> **EXERCISE DESCRIPTION**: If a line in the records below contains the word "Python", copy it.

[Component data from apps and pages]
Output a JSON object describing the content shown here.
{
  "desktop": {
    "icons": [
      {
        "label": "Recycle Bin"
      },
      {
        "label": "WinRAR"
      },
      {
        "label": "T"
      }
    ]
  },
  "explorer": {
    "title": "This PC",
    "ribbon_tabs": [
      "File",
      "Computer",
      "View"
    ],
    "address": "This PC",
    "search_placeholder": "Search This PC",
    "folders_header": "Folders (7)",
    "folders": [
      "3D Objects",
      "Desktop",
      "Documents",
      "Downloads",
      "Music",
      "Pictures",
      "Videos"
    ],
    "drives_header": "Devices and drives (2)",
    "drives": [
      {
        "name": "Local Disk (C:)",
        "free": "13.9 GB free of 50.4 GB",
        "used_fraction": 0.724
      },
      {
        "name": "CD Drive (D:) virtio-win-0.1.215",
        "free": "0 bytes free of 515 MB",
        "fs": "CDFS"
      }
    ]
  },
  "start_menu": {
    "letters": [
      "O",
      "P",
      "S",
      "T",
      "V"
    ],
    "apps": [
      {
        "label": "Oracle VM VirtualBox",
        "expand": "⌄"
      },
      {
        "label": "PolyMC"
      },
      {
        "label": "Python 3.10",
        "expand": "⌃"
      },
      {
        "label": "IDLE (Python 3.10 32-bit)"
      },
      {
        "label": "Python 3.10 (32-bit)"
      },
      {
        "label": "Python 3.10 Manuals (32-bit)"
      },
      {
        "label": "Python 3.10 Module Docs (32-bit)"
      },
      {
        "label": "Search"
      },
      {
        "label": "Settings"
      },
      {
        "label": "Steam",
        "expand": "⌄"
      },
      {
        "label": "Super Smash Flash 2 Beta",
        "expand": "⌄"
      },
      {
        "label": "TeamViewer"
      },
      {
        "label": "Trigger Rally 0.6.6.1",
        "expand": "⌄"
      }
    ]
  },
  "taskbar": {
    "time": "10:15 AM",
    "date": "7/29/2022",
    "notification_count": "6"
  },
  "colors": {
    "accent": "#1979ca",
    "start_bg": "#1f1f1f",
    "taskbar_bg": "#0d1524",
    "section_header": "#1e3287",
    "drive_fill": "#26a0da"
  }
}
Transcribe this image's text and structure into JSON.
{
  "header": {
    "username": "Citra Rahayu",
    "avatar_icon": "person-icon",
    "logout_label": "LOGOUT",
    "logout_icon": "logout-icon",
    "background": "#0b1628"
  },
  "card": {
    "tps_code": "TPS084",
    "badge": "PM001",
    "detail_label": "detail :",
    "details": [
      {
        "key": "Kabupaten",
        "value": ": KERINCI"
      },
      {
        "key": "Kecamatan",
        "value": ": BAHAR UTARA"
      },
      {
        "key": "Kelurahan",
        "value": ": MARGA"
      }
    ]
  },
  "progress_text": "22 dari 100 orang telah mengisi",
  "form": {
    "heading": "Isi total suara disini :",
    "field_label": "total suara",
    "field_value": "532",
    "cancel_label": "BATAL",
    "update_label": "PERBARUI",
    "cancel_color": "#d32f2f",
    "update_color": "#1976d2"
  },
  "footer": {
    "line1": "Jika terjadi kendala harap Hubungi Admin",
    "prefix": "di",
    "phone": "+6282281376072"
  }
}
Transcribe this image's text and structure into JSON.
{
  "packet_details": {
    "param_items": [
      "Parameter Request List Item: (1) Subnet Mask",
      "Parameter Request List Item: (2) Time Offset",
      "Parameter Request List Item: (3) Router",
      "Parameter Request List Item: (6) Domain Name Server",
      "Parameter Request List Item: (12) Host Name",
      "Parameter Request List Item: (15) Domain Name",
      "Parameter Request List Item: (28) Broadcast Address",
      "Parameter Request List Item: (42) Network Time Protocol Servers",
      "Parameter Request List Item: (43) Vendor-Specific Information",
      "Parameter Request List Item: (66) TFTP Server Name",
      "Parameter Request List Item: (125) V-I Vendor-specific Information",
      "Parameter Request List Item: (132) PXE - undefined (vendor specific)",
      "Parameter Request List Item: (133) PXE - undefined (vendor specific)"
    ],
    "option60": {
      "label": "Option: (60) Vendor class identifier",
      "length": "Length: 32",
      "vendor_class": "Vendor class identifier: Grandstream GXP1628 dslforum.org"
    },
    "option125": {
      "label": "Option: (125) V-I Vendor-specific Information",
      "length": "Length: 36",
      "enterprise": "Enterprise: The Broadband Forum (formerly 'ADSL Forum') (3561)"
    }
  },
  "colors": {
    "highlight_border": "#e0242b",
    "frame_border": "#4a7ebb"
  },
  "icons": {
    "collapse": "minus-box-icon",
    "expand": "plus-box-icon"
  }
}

> **TASK OUTPUT**:
        "label": "Python 3.10",
        "label": "IDLE (Python 3.10 32-bit)"
        "label": "Python 3.10 (32-bit)"
        "label": "Python 3.10 Manuals (32-bit)"
        "label": "Python 3.10 Module Docs (32-bit)"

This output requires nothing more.